I pick up the phone and it's Zoya. Looks like she emailed me, too, and texted. Two more phones around the table start to buzz.
She sounds pissed, and starts the conversation midway into an inquisition, continuation of yesterday's festivities. I roll my eyes and mouth "fuck" to Mike and Katerina.
Katerina tosses her flip-phone in her bag and stumbles toward the bathroom. After a few moments the shower comes on. This isn't something she wants to deal with, not just yet.
Mike looks through his phone, taps around, then points the phone in my direction. It's across the table and I can't make out the headline, but the photo is very familiar.
Mike reaches over to the ancient CRT we use as a TV and flips it on. The same picture greets us in a few seconds.
The Afghan Girls with the beautiful eyes. The burning monk in Saigon. Tiananmen. The sailor and the nurse sharing a kiss in Times Square. Jack Ruby getting the last word on Oswald. Moments that defined the last century, frozen in time.
Our own Milky Way galaxy, staring us in the face. Milky Way, composed of some forty billion carbon atoms. Pretty bad resolution, if you ask me, but no one can doubt what it is that we're all staring at. Much more ambiguous is the delivery method. The diamond dust that, time and time again, spins out the same damn image.
The story found its way online quickly, possibly by way of Melbourne, or some poor soon-to-be-imprisoned bastard in Moscow, and it's on every channel. The world knows we are not alone.

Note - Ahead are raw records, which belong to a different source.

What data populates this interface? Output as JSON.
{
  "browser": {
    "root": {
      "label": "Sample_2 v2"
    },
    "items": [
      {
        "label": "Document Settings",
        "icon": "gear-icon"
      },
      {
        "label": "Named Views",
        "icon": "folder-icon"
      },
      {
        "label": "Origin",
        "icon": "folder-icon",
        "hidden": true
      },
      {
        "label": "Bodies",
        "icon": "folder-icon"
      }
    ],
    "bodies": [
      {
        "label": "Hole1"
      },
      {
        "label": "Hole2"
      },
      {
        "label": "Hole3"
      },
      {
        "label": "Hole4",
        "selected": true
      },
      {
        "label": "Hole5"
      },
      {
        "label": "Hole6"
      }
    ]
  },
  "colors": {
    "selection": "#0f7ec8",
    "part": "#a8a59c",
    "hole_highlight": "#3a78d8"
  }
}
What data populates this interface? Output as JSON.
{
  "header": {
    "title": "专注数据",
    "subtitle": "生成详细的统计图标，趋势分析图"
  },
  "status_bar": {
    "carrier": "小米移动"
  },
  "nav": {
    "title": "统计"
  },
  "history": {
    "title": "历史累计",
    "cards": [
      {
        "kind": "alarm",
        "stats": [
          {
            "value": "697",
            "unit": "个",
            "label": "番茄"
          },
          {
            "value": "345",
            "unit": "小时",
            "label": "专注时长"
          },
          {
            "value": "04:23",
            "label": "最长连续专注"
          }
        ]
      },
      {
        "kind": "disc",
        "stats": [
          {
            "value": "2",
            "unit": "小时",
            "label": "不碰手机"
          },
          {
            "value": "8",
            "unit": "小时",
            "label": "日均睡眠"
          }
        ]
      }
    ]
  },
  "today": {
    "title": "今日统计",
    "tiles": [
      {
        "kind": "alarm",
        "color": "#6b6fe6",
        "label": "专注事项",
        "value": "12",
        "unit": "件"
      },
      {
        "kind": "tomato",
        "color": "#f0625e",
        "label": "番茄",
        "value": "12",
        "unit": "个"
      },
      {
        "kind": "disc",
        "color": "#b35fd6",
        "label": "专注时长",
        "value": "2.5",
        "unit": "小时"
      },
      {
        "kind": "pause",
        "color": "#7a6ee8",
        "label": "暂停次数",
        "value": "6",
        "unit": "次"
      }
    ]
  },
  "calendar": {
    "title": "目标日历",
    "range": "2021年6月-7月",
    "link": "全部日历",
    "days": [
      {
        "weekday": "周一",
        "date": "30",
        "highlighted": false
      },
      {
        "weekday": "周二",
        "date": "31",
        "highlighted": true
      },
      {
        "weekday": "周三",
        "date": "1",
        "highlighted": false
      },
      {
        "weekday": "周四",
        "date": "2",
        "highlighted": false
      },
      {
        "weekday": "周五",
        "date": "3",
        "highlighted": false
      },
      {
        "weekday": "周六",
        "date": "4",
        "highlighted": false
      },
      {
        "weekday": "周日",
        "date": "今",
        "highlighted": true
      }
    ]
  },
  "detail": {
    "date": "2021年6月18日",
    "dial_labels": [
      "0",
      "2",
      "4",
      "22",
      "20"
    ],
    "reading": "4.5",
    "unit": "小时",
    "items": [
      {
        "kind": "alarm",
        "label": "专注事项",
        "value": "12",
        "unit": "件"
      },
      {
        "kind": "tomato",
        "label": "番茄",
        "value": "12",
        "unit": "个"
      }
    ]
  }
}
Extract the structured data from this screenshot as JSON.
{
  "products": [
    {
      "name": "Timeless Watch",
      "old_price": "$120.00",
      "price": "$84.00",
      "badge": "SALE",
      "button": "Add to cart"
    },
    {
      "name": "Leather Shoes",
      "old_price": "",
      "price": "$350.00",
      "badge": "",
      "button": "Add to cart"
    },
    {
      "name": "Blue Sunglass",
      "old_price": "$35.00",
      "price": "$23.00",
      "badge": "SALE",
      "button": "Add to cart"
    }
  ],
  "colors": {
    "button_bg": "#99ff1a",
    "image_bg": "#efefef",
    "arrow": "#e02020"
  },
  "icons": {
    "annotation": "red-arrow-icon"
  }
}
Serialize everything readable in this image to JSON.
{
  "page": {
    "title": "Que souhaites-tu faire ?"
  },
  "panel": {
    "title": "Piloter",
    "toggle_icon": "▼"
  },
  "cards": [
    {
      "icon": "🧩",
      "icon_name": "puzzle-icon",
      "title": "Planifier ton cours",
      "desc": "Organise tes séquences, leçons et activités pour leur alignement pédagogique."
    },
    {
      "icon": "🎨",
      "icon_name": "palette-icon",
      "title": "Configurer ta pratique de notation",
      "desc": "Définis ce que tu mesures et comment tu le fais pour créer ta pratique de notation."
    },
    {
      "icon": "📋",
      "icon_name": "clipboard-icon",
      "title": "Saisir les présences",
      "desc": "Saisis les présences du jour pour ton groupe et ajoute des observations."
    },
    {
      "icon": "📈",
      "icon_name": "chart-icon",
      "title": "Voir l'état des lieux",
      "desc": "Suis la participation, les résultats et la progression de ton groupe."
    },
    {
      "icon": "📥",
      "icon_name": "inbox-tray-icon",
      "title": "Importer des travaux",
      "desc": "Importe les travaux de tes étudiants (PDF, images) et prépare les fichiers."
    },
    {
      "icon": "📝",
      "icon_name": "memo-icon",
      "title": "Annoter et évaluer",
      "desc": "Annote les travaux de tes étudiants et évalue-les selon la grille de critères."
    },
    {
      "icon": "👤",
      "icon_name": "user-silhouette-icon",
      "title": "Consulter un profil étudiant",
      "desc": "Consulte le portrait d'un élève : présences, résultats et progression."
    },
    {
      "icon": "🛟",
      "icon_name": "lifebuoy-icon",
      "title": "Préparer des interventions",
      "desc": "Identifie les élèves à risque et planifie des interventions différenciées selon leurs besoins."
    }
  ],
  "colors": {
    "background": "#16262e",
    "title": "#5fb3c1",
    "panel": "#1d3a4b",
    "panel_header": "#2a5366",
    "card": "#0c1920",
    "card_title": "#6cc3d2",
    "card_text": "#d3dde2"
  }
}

Donald Currey was a nice guy. A geography heavyweight, some might say. Got some serious cred for his work on Lake Bonneville. Did some mind-numbingly interesting research concerning geoarchaeology. And the one thing that people will remember him for is chopping down a fucking tree! I mean, who hasn't taken an axe to the oldest living organism once or twice in their life?
Whenever I go to conventions or speak at schools or on TV, the first question that gets asked is if I'm still smoking. Half the time, the idiots in charge follow this up by jokingly offering me a pipe. Cue canned audience laughter.
Yes, I do still partake. It's Social Lubricant 2.0. Or whatever version they're onto now. Not to mention I get some freaky ideas while high. Hell, once I saw the evolution of fish! I love it and probably won't stop anytime soon. But for that to be the first damn thing that I get associated with? That's just fucking annoying.
OK, I admit it, the discovery of the century was made by a horny stoner. Can the damn attention seekers drop that and focus on the actual science?!
We've gone back to L4. A fully "international" team this time, of course. Then L5, then the L4/L5 Sun-Earth points. Found the same dust, with the same damn picture show. (The Ruskies went hogwild and got to investigating the various L1-L3 points, but didn't turn up anything of interest.)
No one really turned up much, in the end. We're all just on a wild goose chase. But we keep looking. Cause that's what we do, ain't it?